This blog is about the relationship between organizations and the people who work for them and the communities they operate in. And, it’s dedicated to the 100s of millions of people around the world who go to work every day wanting to do a great job.
Native Americans have a tradition of dream catchers. ¬†These web-like structures are created to protect dreamers from bad dreams. ¬†When hung in the light, dream catchers only let the good dreams through.
Everyday, in every organization, compelling human stories are being ‘written’. Important moments that we can learn from.¬†And, though much has been said about the power of storytelling to involve and motivate, to develop and learn, to build energy and momentum, most employee communications are about as far from storytelling as you can get.
Why is that?
We don’t recognize a good story when we hear or see one. In my experience the best organizations think about proof points when they are building their plans. They ask one simple question: How will we know when we’ve reached our objective? What will success look like?¬†Despite all the work that goes into building strategic plans, articulating values and vision statements, the true test comes when they are concrete enough that we can recognize a story that shows how they play out in the day-to-day life of the organization.
We don’t know where to begin to look to find a good story. Every organization has moments that are critical to the business – trade shows, proposal submissions, shareholder meetings, product launches. And, they are ¬†generally pretty predictable. In my experience the best organizations plan their storytelling annually. What are the key moments in our planning horizon? How can we share these moments with employees? What kinds of stories will have the most meaning and impact? How can we most easily gather, tell and share them?
We don’t have the resources – time or budget – to gather and tell stories. This is the fun part. The opportunities are endless. Employee networks are everywhere creating opportunities for roving reporters. Tools and channels grow daily. A little imagination and ingenuity goes a long way.
A story. One of the highlights of my career happened when I was the Director, Internal Communications for Bombardier Aerospace [for another]. ¬†Le Bourget is the largest aerospace show in the world and critical to Bombardier’s business.
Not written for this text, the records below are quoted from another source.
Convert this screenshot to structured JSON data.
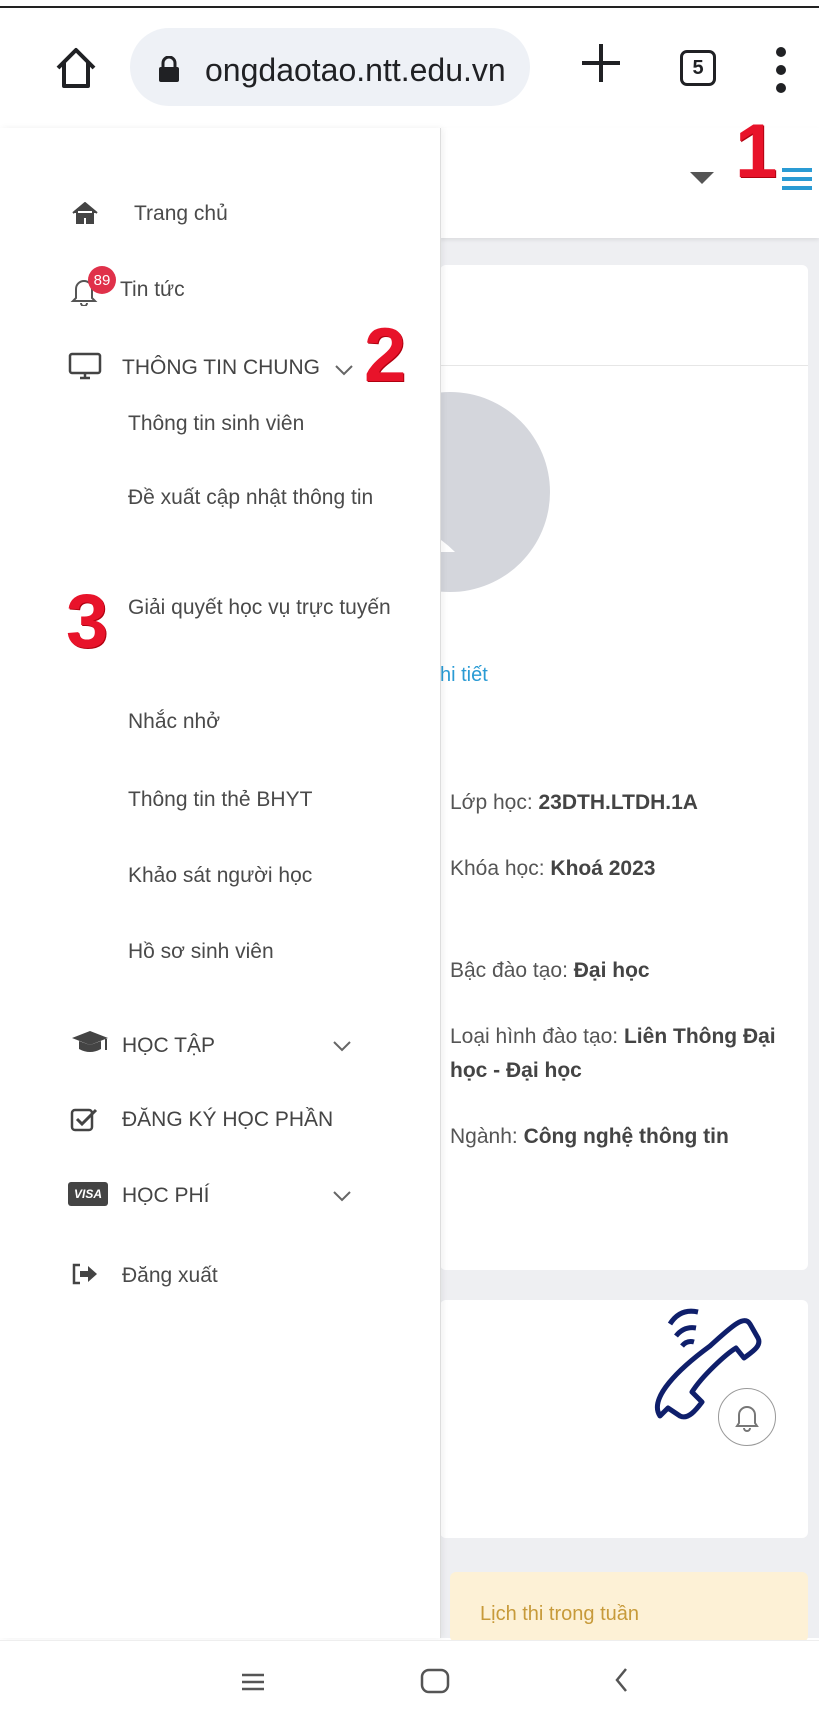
{
  "browser": {
    "url": "ongdaotao.ntt.edu.vn",
    "tab_count": "5"
  },
  "drawer": {
    "items": [
      {
        "label": "Trang chủ",
        "icon": "home-icon"
      },
      {
        "label": "Tin tức",
        "icon": "bell-icon",
        "badge": "89"
      },
      {
        "label": "THÔNG TIN CHUNG",
        "icon": "monitor-icon",
        "expanded": true
      }
    ],
    "sub_items": [
      "Thông tin sinh viên",
      "Đề xuất cập nhật thông tin",
      "Giải quyết học vụ trực tuyến",
      "Nhắc nhở",
      "Thông tin thẻ BHYT",
      "Khảo sát người học",
      "Hồ sơ sinh viên"
    ],
    "sections": [
      {
        "label": "HỌC TẬP",
        "icon": "graduation-cap-icon"
      },
      {
        "label": "ĐĂNG KÝ HỌC PHẦN",
        "icon": "checkbox-icon"
      },
      {
        "label": "HỌC PHÍ",
        "icon": "visa-card-icon"
      },
      {
        "label": "Đăng xuất",
        "icon": "logout-icon"
      }
    ]
  },
  "visa_text": "VISA",
  "annotations": [
    "1",
    "2",
    "3"
  ],
  "profile": {
    "detail_link": "hi tiết",
    "lop_label": "Lớp học: ",
    "lop_value": "23DTH.LTDH.1A",
    "khoa_label": "Khóa học: ",
    "khoa_value": "Khoá 2023",
    "bac_label": "Bậc đào tạo: ",
    "bac_value": "Đại học",
    "loai_label": "Loại hình đào tạo: ",
    "loai_value": "Liên Thông Đại học - Đại học",
    "nganh_label": "Ngành: ",
    "nganh_value": "Công nghệ thông tin"
  },
  "schedule_card": "Lịch thi trong tuần",
  "colors": {
    "annotation": "#e8132a",
    "badge": "#e0314a",
    "link": "#2a9bd4",
    "phone": "#0f1f6b"
  }
}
It’s a time to close deals – ¬†– more deals are signed there than at any other time of the year,¬†meet current and potential customers, and see what the competition is up to. ¬†Despite that few employees knew about the show. ¬†Those that did saw it as an executive boondoggle. Paris, foie gras and champagne.
We were introducing a new brand at the show – Ideas that fly – and decided very early on that we wanted to find a way to bring employees to Le Bourget and Le Bourget to employees. ¬†One of the most important and exciting things that we did was to introduce a new employee newsletter – BFlash. ¬†Over the first 4 days of the show, managers and administrative staff in Montreal, Toronto and Wichita came in each morning and found a pdf version in their inbox. ¬†Belfast in the afternoon. Given the limited access for plant employees we couldn’tt reach them directly or in real time, but managers posted the newsletter on bulletin boards and spoke about highlights from the show at the shop floor meetings that week.
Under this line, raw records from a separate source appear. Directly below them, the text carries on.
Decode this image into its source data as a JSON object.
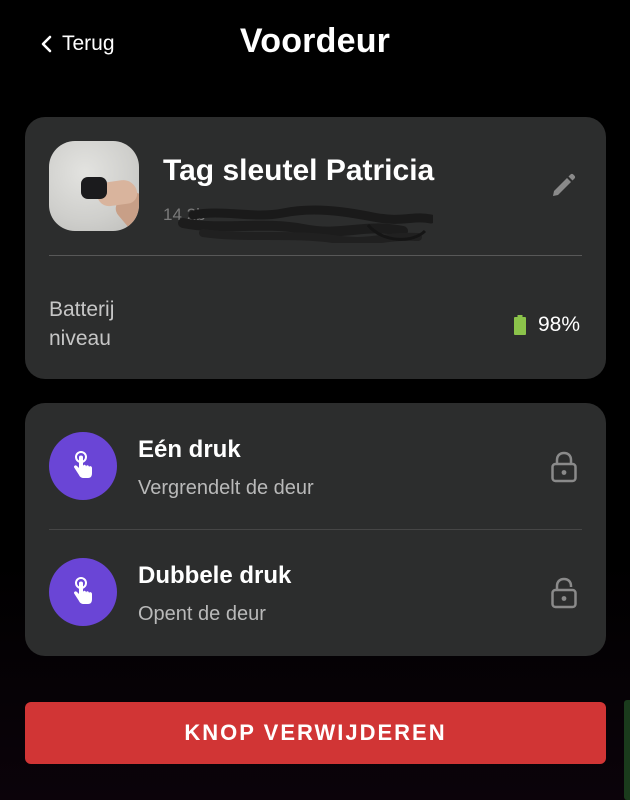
{
  "header": {
    "back_label": "Terug",
    "title": "Voordeur"
  },
  "tag": {
    "name": "Tag sleutel Patricia",
    "subtitle": "14 2b",
    "battery_label": "Batterij niveau",
    "battery_value": "98%",
    "battery_level": 0.98,
    "battery_color": "#8bc34a"
  },
  "actions": [
    {
      "title": "Eén druk",
      "description": "Vergrendelt de deur",
      "icon": "hand-press-icon",
      "status_icon": "lock-closed-icon"
    },
    {
      "title": "Dubbele druk",
      "description": "Opent de deur",
      "icon": "hand-press-icon",
      "status_icon": "lock-open-icon"
    }
  ],
  "delete_button": "KNOP VERWIJDEREN",
  "colors": {
    "background": "#000000",
    "card": "#2c2d2d",
    "accent_purple": "#6a45d6",
    "danger": "#d13535"
  }
}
It was important for us to humanize the story of the show without being able to interview customers. So, we made sure that the template was simple and colourful and thanks to the professional photographer that was there for marketing we had wonderful images of employees at the show. Each edition updated employees on the business facts – our sales and how the competition was doing in comparison but also told the story of one employee at the show each day [My Paris] and one employee’s experience of the show over the 4 days [Shasta’s Paris – this ended up being a highlight], presented short interviews with executives from different functions about why they attend the show and what it means for their part of the business, facts about the show and our presence there, etc. ¬† We created buzz across the system. ¬†And a new understanding and appreciation for the role of Le Bourget to the business. ¬†The approach was such a hit that we continued to use this model for other key moments – new aircraft introductions, first flights, other air shows.
We’d built our first story catcher.
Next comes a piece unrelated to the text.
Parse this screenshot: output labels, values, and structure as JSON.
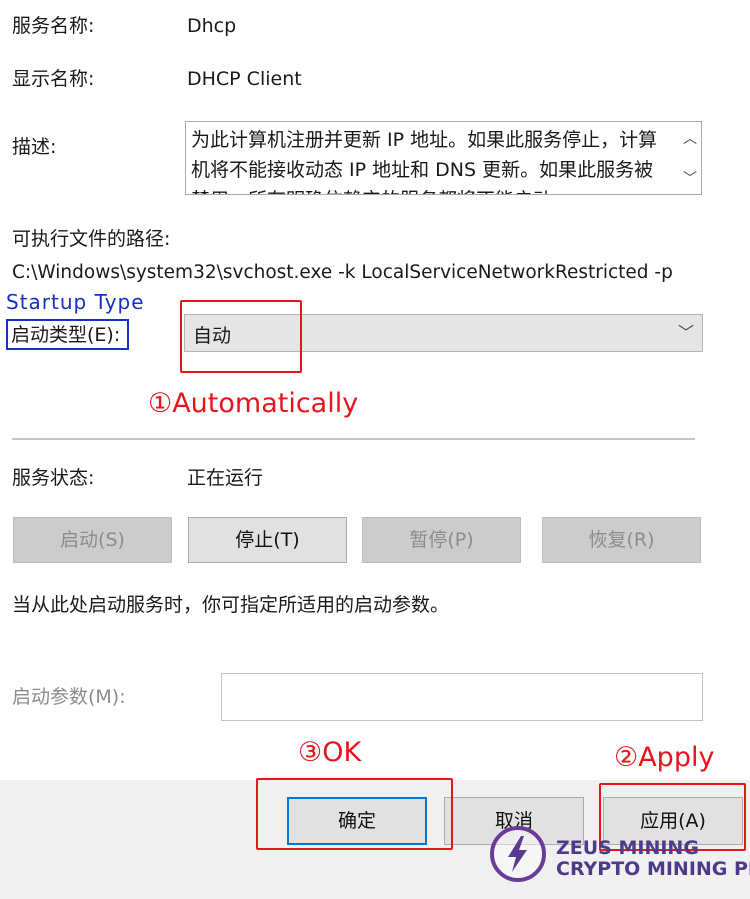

How often do your leaders tell stories? What forums do you have for sharing stories across the organization? Isn’t it time to build story catching and sharing into your communication strategies?